The burning torch crackled in Ambrose’s hand. The orange flame reflected onto Derek’s wrathful face, staining it a ghoulish red.
“It’s all your fault. All of you backward fools. You have no idea how much treasure is in your village. Hey, you maid over there. How can you eat off such exquisite medieval silverware? You priests share the blame, too. Leaving a vase lying around like that in your church; it’s unbelievable. Whether it’s a vase or silverware or anything, leaving something in the hands of a person who knows what it’s really worth, someone who’ll take care of it the way it deserves, that’s true happiness. That’s my happiness!”
“Perhaps being useful is an object’s happiness,” Ambrose said curtly.
“What would you know?!” Derek snapped, and then lowered his head and choked back a sob.
The villagers’ heavy silence filled the inside of the church. The rising humidity nipped coolly against their cheeks. The moonlight was becoming brighter, beginning to flood the stone tile floor in shapes that matched the pattern of the rose windows.
Finally, Sergius called out to the village youths, “Take him away! I’ll be the one to deal with him.” When Inspector de Blois tried to protest, he interrupted him in a loud voice. “We have our own laws here. As long as you are in this village, you shall abide by them.”
“But this village belongs to the kingdom of Sauvure. You can’t just ignore Sauvure’s laws and those who enforce them.”

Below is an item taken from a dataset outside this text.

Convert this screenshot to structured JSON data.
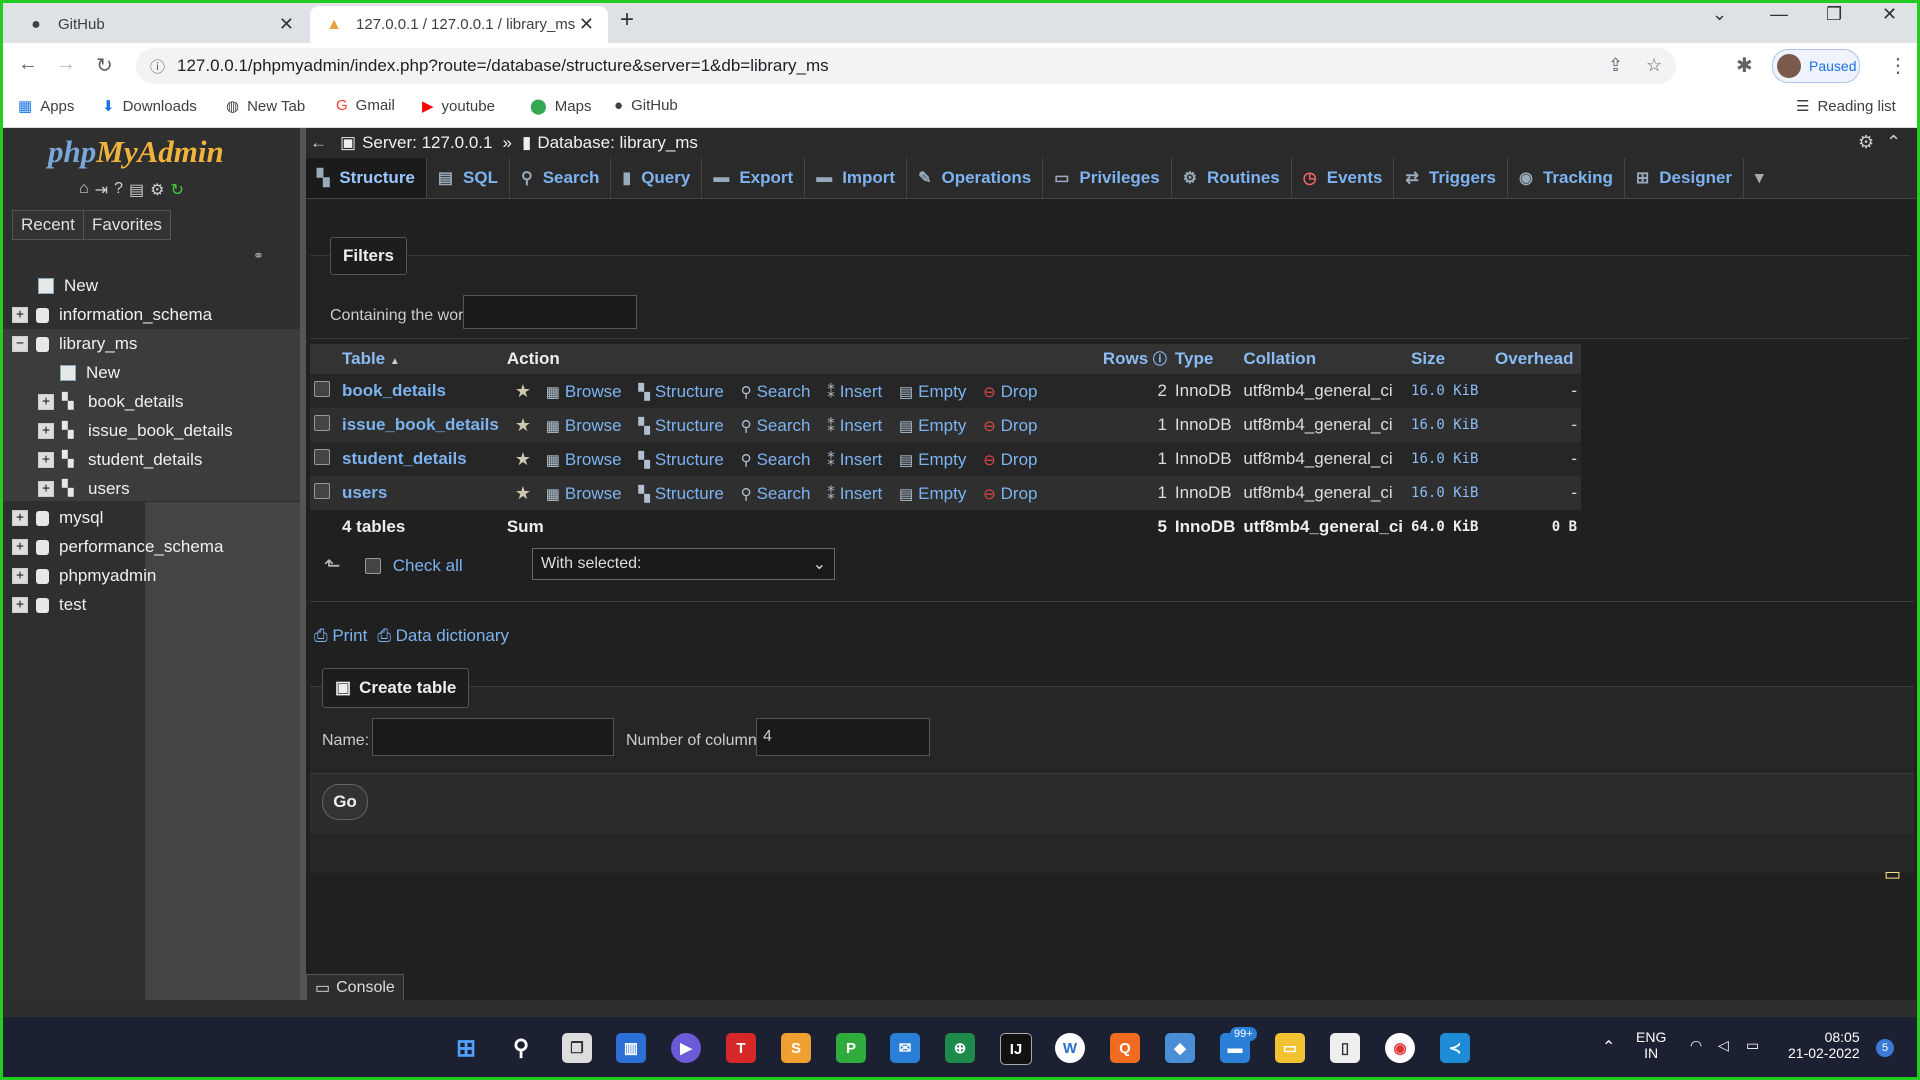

“…This is Sauvure, you say?” Sergius turned his back to him and laughed loudly. His husky voice broke through the sparkling stained glass of the church’s high ceiling, reaching all the way to the starry sky above. Then he glowered at Inspector de Blois with his cloudy green eyes.
The inspector cringed fearfully away from him; he sensed something beyond what he could see with his eyes. What stood before him was not simply Sergius’ small form, but some other intangible something. This was the inhuman presence that was feared by the townspeople at the base of the mountain.
Sergius parted his sneering lips and slowly murmured, “This is no village.”
“You call this Sauvure? You know nothing at all. Good sir, this place is…”
The villagers and everyone else exited the church, leaving Sergius and Inspector de Blois by themselves. The inspector’s face looked even paler than usual under the pallid moonlight flowing in from the ceiling. The flower petals strewn on the stone tile floor had withered and lost their lively color, as if their life force had been sucked dry by that inhuman presence—by the Grey Wolf….
Sergius was still laughing.
A doubtful look crossed Inspector de Blois’ face. He stared steadily at Sergius, wondering if the man had gone mad.
But Sergius was clearly enjoying himself. He started to whisper softly to the inspector, then burst into laughter once again.
“This is Seyrune. The Kingdom of Seyrune. I’m not the headman—I’m the king. We were never the same people from the start. Even the likes of you should understand that, right?”